This "safety valve" helps to insure that the Government is not deterred from advancing in good faith the novel but credible extensions and interpretations of the law that often underlie vigorous enforcement efforts. It also gives the court discretion to deny awards where equitable considerations dictate an award should not be made.

H. Rep. 96-1418 at 11, reprinted in U.S. Code Cong. & Ad. News 4953 at 4990 (1980). The government has not suggested any novel extensions or new interpretations of law it sought to test by this litigation. The equities favor the plaintiff; rather than not seeking "to compel plaintiff to do or refrain from doing anything, nor ... to impose a liability upon [him]", Defendant's Memorandum at 9, what the government did here was to terminate plaintiff's means of existence without substantial evidence for so doing. The court rules that there are no special circumstances here that would make an award of fees unjust.

*387 In summation, the court rules that plaintiff is a prevailing party, that the government's position is not substantially justified, and that no special circumstances exist making an award unjust. We turn now to a computation of the fees to be allowed.

This Circuit follows a two step approach in setting attorney's fees established in Furtado v. Bishop, 635 F.2d 915 (1st Cir. 1980). The first step involves the calculation of a lodestar.

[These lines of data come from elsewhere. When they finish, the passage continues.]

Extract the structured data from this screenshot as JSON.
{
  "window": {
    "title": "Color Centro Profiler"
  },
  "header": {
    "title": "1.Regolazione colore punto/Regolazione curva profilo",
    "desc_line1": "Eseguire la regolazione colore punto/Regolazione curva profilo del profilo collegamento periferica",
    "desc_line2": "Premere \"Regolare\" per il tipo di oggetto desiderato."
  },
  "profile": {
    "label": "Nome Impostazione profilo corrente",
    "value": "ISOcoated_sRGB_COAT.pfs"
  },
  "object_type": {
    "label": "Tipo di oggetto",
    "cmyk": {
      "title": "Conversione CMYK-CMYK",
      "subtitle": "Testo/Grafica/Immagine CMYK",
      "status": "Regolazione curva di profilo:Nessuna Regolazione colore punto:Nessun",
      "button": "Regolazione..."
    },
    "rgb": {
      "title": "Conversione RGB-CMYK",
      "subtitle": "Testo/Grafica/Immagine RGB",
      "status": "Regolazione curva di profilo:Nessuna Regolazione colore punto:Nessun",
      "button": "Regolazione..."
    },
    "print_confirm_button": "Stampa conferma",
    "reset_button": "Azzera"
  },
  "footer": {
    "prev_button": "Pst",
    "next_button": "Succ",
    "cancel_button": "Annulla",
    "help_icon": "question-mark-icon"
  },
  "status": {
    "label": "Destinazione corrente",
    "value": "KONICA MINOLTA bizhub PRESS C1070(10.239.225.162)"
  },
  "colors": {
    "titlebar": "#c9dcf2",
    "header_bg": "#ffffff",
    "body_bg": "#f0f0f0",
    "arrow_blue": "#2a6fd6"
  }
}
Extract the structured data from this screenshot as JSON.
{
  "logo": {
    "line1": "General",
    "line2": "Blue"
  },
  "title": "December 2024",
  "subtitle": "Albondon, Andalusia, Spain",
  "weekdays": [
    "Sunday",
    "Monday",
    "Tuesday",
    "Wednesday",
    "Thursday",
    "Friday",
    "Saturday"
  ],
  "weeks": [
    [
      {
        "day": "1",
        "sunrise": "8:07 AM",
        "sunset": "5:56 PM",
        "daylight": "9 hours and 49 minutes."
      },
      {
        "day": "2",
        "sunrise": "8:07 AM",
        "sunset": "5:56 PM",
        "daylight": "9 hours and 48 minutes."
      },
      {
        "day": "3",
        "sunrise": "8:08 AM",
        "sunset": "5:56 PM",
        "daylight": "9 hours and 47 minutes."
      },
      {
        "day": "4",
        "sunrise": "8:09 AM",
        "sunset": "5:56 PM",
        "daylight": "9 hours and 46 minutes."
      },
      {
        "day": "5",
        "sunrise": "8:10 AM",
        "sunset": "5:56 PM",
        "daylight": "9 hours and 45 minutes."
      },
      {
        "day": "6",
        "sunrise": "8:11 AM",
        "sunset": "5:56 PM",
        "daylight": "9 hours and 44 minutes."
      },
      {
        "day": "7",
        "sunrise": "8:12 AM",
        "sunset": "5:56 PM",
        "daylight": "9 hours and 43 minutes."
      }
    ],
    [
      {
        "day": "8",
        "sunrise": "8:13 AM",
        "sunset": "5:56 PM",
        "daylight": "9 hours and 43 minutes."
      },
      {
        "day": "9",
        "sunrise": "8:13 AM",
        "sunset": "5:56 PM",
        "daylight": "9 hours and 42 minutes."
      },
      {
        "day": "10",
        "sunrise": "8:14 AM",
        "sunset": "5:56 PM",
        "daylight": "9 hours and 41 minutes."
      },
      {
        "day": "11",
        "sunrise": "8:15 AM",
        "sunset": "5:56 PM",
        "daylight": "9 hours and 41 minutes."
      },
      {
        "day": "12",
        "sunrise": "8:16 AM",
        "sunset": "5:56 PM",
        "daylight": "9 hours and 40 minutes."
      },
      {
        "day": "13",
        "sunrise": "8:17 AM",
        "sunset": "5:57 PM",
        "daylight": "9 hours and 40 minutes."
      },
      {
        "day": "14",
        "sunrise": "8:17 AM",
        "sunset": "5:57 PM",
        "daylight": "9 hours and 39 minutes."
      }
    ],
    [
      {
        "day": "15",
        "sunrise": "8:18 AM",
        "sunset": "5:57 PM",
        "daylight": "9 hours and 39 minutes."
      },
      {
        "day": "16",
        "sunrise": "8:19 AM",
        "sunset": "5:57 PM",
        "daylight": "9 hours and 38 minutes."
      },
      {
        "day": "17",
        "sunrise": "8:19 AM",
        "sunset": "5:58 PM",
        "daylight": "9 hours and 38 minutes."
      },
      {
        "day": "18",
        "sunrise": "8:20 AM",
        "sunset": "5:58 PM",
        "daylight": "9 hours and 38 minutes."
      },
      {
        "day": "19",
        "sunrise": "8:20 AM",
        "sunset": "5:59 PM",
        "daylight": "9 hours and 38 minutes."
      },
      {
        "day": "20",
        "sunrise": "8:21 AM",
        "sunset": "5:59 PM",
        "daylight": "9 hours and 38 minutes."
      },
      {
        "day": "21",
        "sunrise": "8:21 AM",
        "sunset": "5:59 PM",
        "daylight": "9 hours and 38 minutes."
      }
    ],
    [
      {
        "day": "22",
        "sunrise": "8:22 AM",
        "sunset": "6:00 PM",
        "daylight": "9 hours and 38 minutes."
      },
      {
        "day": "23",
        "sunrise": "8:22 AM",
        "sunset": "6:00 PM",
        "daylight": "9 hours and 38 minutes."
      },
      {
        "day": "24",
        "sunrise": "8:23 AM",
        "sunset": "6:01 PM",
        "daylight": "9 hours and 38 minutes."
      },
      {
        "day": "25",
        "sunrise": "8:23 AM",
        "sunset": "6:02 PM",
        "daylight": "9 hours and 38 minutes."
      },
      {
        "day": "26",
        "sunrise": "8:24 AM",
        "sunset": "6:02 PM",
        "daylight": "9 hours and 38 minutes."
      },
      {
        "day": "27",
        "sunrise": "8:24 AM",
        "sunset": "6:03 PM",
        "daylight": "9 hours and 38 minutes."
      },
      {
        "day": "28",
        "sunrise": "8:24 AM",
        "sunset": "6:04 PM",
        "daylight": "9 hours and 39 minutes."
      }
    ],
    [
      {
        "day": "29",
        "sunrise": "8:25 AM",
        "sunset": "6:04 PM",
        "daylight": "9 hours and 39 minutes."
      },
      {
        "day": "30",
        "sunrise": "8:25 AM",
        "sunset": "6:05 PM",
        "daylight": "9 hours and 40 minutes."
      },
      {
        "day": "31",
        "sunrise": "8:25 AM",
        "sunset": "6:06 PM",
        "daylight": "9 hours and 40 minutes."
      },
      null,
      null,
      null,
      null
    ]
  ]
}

The court must determine a reasonable number of hours required to prosecute plaintiff's lawsuit, and a reasonable hourly rate. These two are multiplied to determine the lodestar.

The court is guided in determining the reasonable number of hours by the timesheets submitted by counsel, adjusted according to the considerations in King v. Greenblatt, 560 F.2d 1024, 1026-27 (1st Cir. 1977), the arguments of the parties, and the sound discretion and experience of the court. Plaintiff's counsel has submitted time sheets indicating thirty-nine and a third hours spent prosecuting this case. The court has examined this itemization, and rules that it is reasonable.

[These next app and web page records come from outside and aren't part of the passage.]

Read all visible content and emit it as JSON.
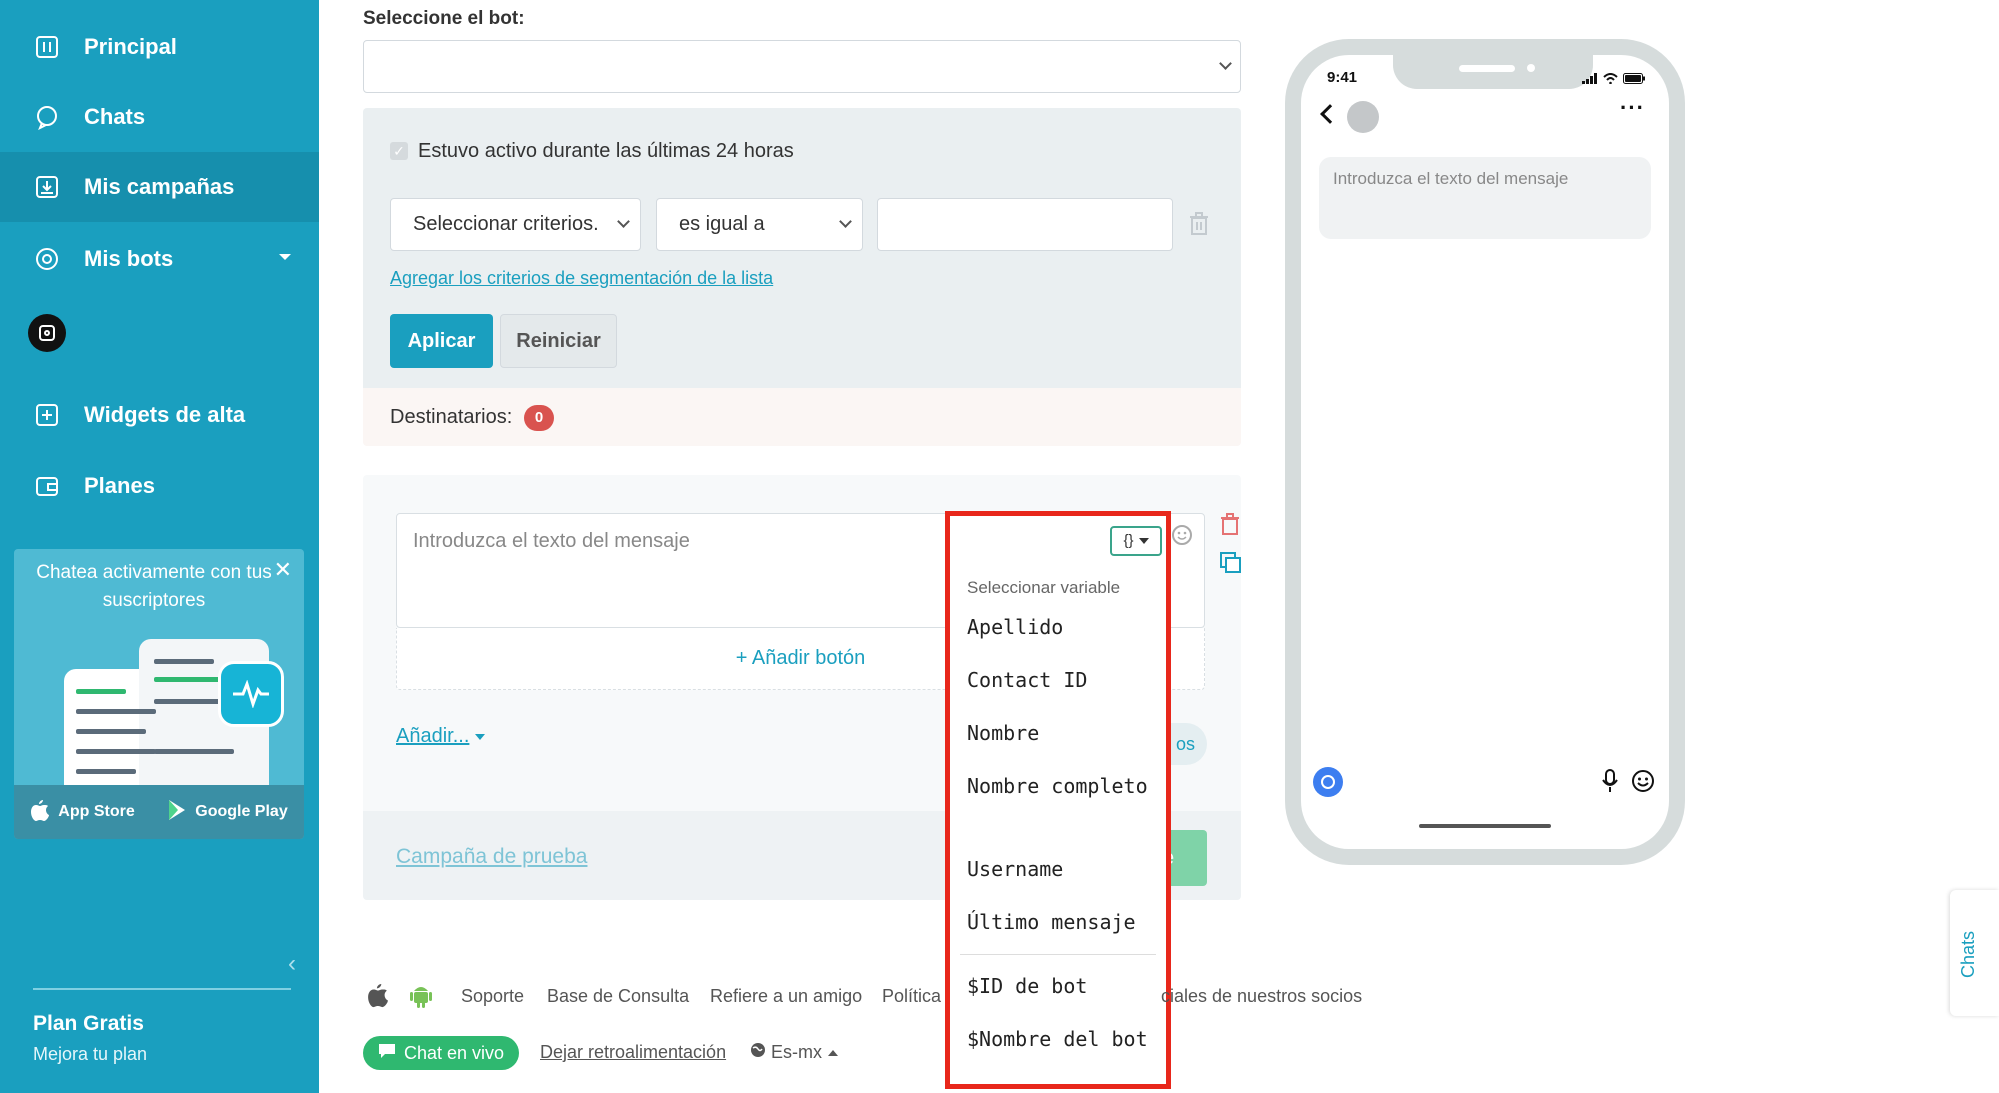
{
  "sidebar": {
    "items": [
      {
        "label": "Principal",
        "icon": "dashboard-icon"
      },
      {
        "label": "Chats",
        "icon": "chat-bubble-icon"
      },
      {
        "label": "Mis campañas",
        "icon": "campaign-icon"
      },
      {
        "label": "Mis bots",
        "icon": "bot-icon"
      },
      {
        "label": "Widgets de alta",
        "icon": "widget-icon"
      },
      {
        "label": "Planes",
        "icon": "wallet-icon"
      }
    ],
    "active": "Mis campañas",
    "promo": {
      "text": "Chatea activamente con tus suscriptores",
      "app_store": "App Store",
      "google_play": "Google Play"
    },
    "plan_title": "Plan Gratis",
    "plan_sub": "Mejora tu plan"
  },
  "form": {
    "bot_label": "Seleccione el bot:",
    "bot_value": "",
    "active_24h": "Estuvo activo durante las últimas 24 horas",
    "criteria_select": "Seleccionar criterios.",
    "operator_select": "es igual a",
    "criteria_value": "",
    "segment_link": "Agregar los criterios de segmentación de la lista",
    "apply": "Aplicar",
    "reset": "Reiniciar",
    "recipients_label": "Destinatarios:",
    "recipients_count": "0"
  },
  "message": {
    "placeholder": "Introduzca el texto del mensaje",
    "add_button": "+ Añadir botón",
    "add_menu": "Añadir...",
    "hidden_pill": "os",
    "test_campaign": "Campaña de prueba",
    "send_hidden": "e"
  },
  "variable_dropdown": {
    "toggle": "{}",
    "header": "Seleccionar variable",
    "items": [
      "Apellido",
      "Contact ID",
      "Nombre",
      "Nombre completo",
      "Username",
      "Último mensaje"
    ],
    "bot_items": [
      "$ID de bot",
      "$Nombre del bot"
    ]
  },
  "phone": {
    "time": "9:41",
    "bubble": "Introduzca el texto del mensaje"
  },
  "footer": {
    "links": [
      "Soporte",
      "Base de Consulta",
      "Refiere a un amigo",
      "Política",
      "ciales de nuestros socios"
    ],
    "live_chat": "Chat en vivo",
    "feedback": "Dejar retroalimentación",
    "language": "Es-mx"
  },
  "side_tab": "Chats",
  "colors": {
    "brand": "#1a9fbf",
    "danger": "#d9534f",
    "highlight": "#e8271b",
    "success": "#2fb870"
  }
}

Plaintiff's counsel requests compensation at the rate of $100 per hour. The Furtado court pointed out that it is the court's responsibility to assign what is reasonable for the different activity levels involved. 635 F.2d at 920. See, also, King v. Greenblatt, supra at 1927. The following rates have been used by this District in the past, see Johnson v. Claremont Housing Authority, Civ. No. 81-343-D (D.N.H. Oct. 30, 1980); Goss v. Helms, Civ. No. 81-225-L (Feb. 24, 1982), and the court rules that they are reasonable hourly rates under the Furtado analysis:

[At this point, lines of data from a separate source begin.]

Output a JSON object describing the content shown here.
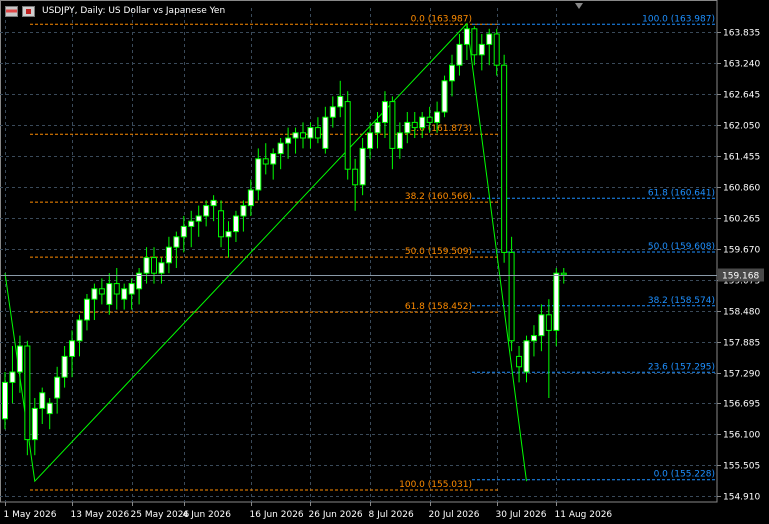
{
  "header": {
    "title": "USDJPY, Daily:  US Dollar vs Japanese Yen",
    "icon_left": "chart-window-icon",
    "icon_right": "calendar-icon"
  },
  "colors": {
    "background": "#000000",
    "grid": "#3a4a5a",
    "axis_text": "#ffffff",
    "bull_candle": "#ffffff",
    "bear_candle": "#000000",
    "candle_wick": "#00ff00",
    "fibo_line": "#ff8c00",
    "fibo_text": "#ff8c00",
    "fibo2_line": "#1e90ff",
    "fibo2_text": "#1e90ff",
    "trend_line": "#00ff00",
    "current_price_bg": "#4a4a4a"
  },
  "chart_data": {
    "type": "candlestick",
    "symbol": "USDJPY",
    "timeframe": "Daily",
    "ylim": [
      154.8,
      164.3
    ],
    "y_ticks": [
      "163.835",
      "163.240",
      "162.645",
      "162.050",
      "161.455",
      "160.860",
      "160.265",
      "159.670",
      "159.075",
      "158.480",
      "157.885",
      "157.290",
      "156.695",
      "156.100",
      "155.505",
      "154.910"
    ],
    "x_ticks": [
      "1 May 2026",
      "13 May 2026",
      "25 May 2026",
      "4 Jun 2026",
      "16 Jun 2026",
      "26 Jun 2026",
      "8 Jul 2026",
      "20 Jul 2026",
      "30 Jul 2026",
      "11 Aug 2026"
    ],
    "current_price": "159.168",
    "candles": [
      {
        "o": 156.4,
        "h": 157.3,
        "l": 156.2,
        "c": 157.1
      },
      {
        "o": 157.1,
        "h": 157.8,
        "l": 156.7,
        "c": 157.3
      },
      {
        "o": 157.3,
        "h": 158.0,
        "l": 156.9,
        "c": 157.8
      },
      {
        "o": 157.8,
        "h": 157.9,
        "l": 155.7,
        "c": 156.0
      },
      {
        "o": 156.0,
        "h": 156.8,
        "l": 155.7,
        "c": 156.6
      },
      {
        "o": 156.6,
        "h": 157.0,
        "l": 156.3,
        "c": 156.9
      },
      {
        "o": 156.5,
        "h": 156.8,
        "l": 156.2,
        "c": 156.7
      },
      {
        "o": 156.8,
        "h": 157.4,
        "l": 156.5,
        "c": 157.2
      },
      {
        "o": 157.2,
        "h": 157.8,
        "l": 157.0,
        "c": 157.6
      },
      {
        "o": 157.6,
        "h": 158.1,
        "l": 157.2,
        "c": 157.9
      },
      {
        "o": 157.9,
        "h": 158.4,
        "l": 157.6,
        "c": 158.3
      },
      {
        "o": 158.3,
        "h": 158.8,
        "l": 158.1,
        "c": 158.7
      },
      {
        "o": 158.7,
        "h": 159.0,
        "l": 158.3,
        "c": 158.9
      },
      {
        "o": 158.9,
        "h": 159.1,
        "l": 158.6,
        "c": 158.8
      },
      {
        "o": 158.6,
        "h": 159.2,
        "l": 158.4,
        "c": 159.0
      },
      {
        "o": 159.0,
        "h": 159.3,
        "l": 158.5,
        "c": 158.8
      },
      {
        "o": 158.7,
        "h": 159.0,
        "l": 158.5,
        "c": 158.9
      },
      {
        "o": 158.8,
        "h": 159.1,
        "l": 158.5,
        "c": 159.0
      },
      {
        "o": 158.9,
        "h": 159.3,
        "l": 158.6,
        "c": 159.2
      },
      {
        "o": 159.2,
        "h": 159.7,
        "l": 159.0,
        "c": 159.5
      },
      {
        "o": 159.5,
        "h": 159.7,
        "l": 159.0,
        "c": 159.2
      },
      {
        "o": 159.2,
        "h": 159.5,
        "l": 159.0,
        "c": 159.4
      },
      {
        "o": 159.4,
        "h": 159.9,
        "l": 159.2,
        "c": 159.7
      },
      {
        "o": 159.7,
        "h": 160.0,
        "l": 159.3,
        "c": 159.9
      },
      {
        "o": 159.9,
        "h": 160.3,
        "l": 159.6,
        "c": 160.1
      },
      {
        "o": 160.1,
        "h": 160.4,
        "l": 159.7,
        "c": 160.2
      },
      {
        "o": 160.2,
        "h": 160.5,
        "l": 159.9,
        "c": 160.3
      },
      {
        "o": 160.3,
        "h": 160.6,
        "l": 160.1,
        "c": 160.5
      },
      {
        "o": 160.5,
        "h": 160.7,
        "l": 160.2,
        "c": 160.6
      },
      {
        "o": 160.4,
        "h": 160.6,
        "l": 159.7,
        "c": 159.9
      },
      {
        "o": 159.9,
        "h": 160.2,
        "l": 159.5,
        "c": 160.0
      },
      {
        "o": 160.0,
        "h": 160.4,
        "l": 159.8,
        "c": 160.3
      },
      {
        "o": 160.3,
        "h": 160.6,
        "l": 160.0,
        "c": 160.5
      },
      {
        "o": 160.5,
        "h": 161.0,
        "l": 160.3,
        "c": 160.8
      },
      {
        "o": 160.8,
        "h": 161.6,
        "l": 160.6,
        "c": 161.4
      },
      {
        "o": 161.4,
        "h": 161.7,
        "l": 161.1,
        "c": 161.3
      },
      {
        "o": 161.3,
        "h": 161.6,
        "l": 161.0,
        "c": 161.5
      },
      {
        "o": 161.5,
        "h": 161.8,
        "l": 161.2,
        "c": 161.7
      },
      {
        "o": 161.7,
        "h": 162.0,
        "l": 161.4,
        "c": 161.8
      },
      {
        "o": 161.8,
        "h": 162.0,
        "l": 161.5,
        "c": 161.9
      },
      {
        "o": 161.9,
        "h": 162.1,
        "l": 161.6,
        "c": 161.8
      },
      {
        "o": 161.8,
        "h": 162.1,
        "l": 161.6,
        "c": 162.0
      },
      {
        "o": 162.0,
        "h": 162.2,
        "l": 161.7,
        "c": 161.8
      },
      {
        "o": 161.6,
        "h": 162.4,
        "l": 161.5,
        "c": 162.2
      },
      {
        "o": 162.2,
        "h": 162.6,
        "l": 162.0,
        "c": 162.4
      },
      {
        "o": 162.4,
        "h": 162.9,
        "l": 162.2,
        "c": 162.6
      },
      {
        "o": 162.5,
        "h": 162.7,
        "l": 161.0,
        "c": 161.2
      },
      {
        "o": 161.2,
        "h": 161.4,
        "l": 160.4,
        "c": 160.9
      },
      {
        "o": 160.9,
        "h": 161.8,
        "l": 160.7,
        "c": 161.6
      },
      {
        "o": 161.6,
        "h": 162.1,
        "l": 161.4,
        "c": 161.9
      },
      {
        "o": 161.9,
        "h": 162.3,
        "l": 161.6,
        "c": 162.1
      },
      {
        "o": 162.1,
        "h": 162.7,
        "l": 161.8,
        "c": 162.5
      },
      {
        "o": 162.5,
        "h": 162.6,
        "l": 161.2,
        "c": 161.6
      },
      {
        "o": 161.6,
        "h": 162.1,
        "l": 161.4,
        "c": 161.9
      },
      {
        "o": 161.9,
        "h": 162.3,
        "l": 161.7,
        "c": 162.1
      },
      {
        "o": 162.1,
        "h": 162.3,
        "l": 161.8,
        "c": 162.0
      },
      {
        "o": 162.0,
        "h": 162.3,
        "l": 161.8,
        "c": 162.2
      },
      {
        "o": 162.2,
        "h": 162.4,
        "l": 161.9,
        "c": 162.1
      },
      {
        "o": 162.1,
        "h": 162.5,
        "l": 161.9,
        "c": 162.3
      },
      {
        "o": 162.3,
        "h": 163.0,
        "l": 162.2,
        "c": 162.9
      },
      {
        "o": 162.9,
        "h": 163.4,
        "l": 162.6,
        "c": 163.2
      },
      {
        "o": 163.2,
        "h": 163.8,
        "l": 163.0,
        "c": 163.6
      },
      {
        "o": 163.6,
        "h": 163.99,
        "l": 163.3,
        "c": 163.9
      },
      {
        "o": 163.9,
        "h": 163.95,
        "l": 163.2,
        "c": 163.4
      },
      {
        "o": 163.4,
        "h": 163.8,
        "l": 163.1,
        "c": 163.6
      },
      {
        "o": 163.6,
        "h": 163.9,
        "l": 163.2,
        "c": 163.8
      },
      {
        "o": 163.8,
        "h": 163.9,
        "l": 163.0,
        "c": 163.2
      },
      {
        "o": 163.2,
        "h": 163.4,
        "l": 159.4,
        "c": 159.6
      },
      {
        "o": 159.6,
        "h": 159.9,
        "l": 157.7,
        "c": 157.9
      },
      {
        "o": 157.6,
        "h": 157.8,
        "l": 157.1,
        "c": 157.4
      },
      {
        "o": 157.3,
        "h": 158.0,
        "l": 157.1,
        "c": 157.9
      },
      {
        "o": 157.9,
        "h": 158.2,
        "l": 157.6,
        "c": 158.0
      },
      {
        "o": 158.0,
        "h": 158.6,
        "l": 157.7,
        "c": 158.4
      },
      {
        "o": 158.4,
        "h": 158.7,
        "l": 156.8,
        "c": 158.1
      },
      {
        "o": 158.1,
        "h": 159.3,
        "l": 157.8,
        "c": 159.2
      },
      {
        "o": 159.2,
        "h": 159.3,
        "l": 159.0,
        "c": 159.17
      }
    ],
    "trend_line": {
      "points": [
        [
          0,
          159.2
        ],
        [
          4,
          155.2
        ],
        [
          62,
          164.0
        ],
        [
          70,
          155.2
        ]
      ]
    },
    "fibo_retracement": {
      "levels": [
        {
          "label": "0.0 (163.987)",
          "value": 163.987
        },
        {
          "label": "23.6 (161.873)",
          "value": 161.873
        },
        {
          "label": "38.2 (160.566)",
          "value": 160.566
        },
        {
          "label": "50.0 (159.509)",
          "value": 159.509
        },
        {
          "label": "61.8 (158.452)",
          "value": 158.452
        },
        {
          "label": "100.0 (155.031)",
          "value": 155.031
        }
      ]
    },
    "fibo_retracement_2": {
      "levels": [
        {
          "label": "100.0 (163.987)",
          "value": 163.987
        },
        {
          "label": "61.8 (160.641)",
          "value": 160.641
        },
        {
          "label": "50.0 (159.608)",
          "value": 159.608
        },
        {
          "label": "38.2 (158.574)",
          "value": 158.574
        },
        {
          "label": "23.6 (157.295)",
          "value": 157.295
        },
        {
          "label": "0.0 (155.228)",
          "value": 155.228
        }
      ]
    }
  }
}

    Rate per hour      Activity
    $50.00             Court time, depositions
    $40.00             Client interviewing, negotiations
    $30.00             Research, document preparation,
    $10.00             Secretarial, clerical

The court rules that a reasonable lodestar in this case is $1,234.90.

The second step in the Furtado analysis is to adjust the lodestar to reflect other factors not included in the process up to this point. The burden of establishing and justifying those factors is upon the parties. None having been brought to the court's attention, no adjustment will be made. Plaintiff is awarded $1,234.90 in counsel fees, plus $4.50 in costs.

So Ordered.


[1] A fourth, that the motion for attorney's fees was not timely filed, is not addressed by the parties. 28 USC § 2412(d) (1) (B) requires that a motion for fees under EAJA be brought within thirty days of the entry of final judgment. This limitation period must be strictly applied, as the statute is a waiver of sovereign immunity. Rhode Island Committee on Energy v. General Services Administration, 561 F.2d 397 (1st Cir. 1977). Plaintiff's motion for late filing was granted by default under Rule 11, D.N.H.R. Civ. P. Whether this waiver is sufficient to extend the time period of EAJA has not been raised.

[2] The court also opines that plaintiff is on thin ice in pressing his claim for fees as to the government's trial conduct. That conduct was the subject of a motion for contempt, which included a prayer for attorney's fees. That motion was withdrawn by stipulation. Unless the government agrees to release the plaintiff from that stipulation by word or by conduct, this court will not tolerate attempts to sidestep the intent, if not the letter, of the stipulation.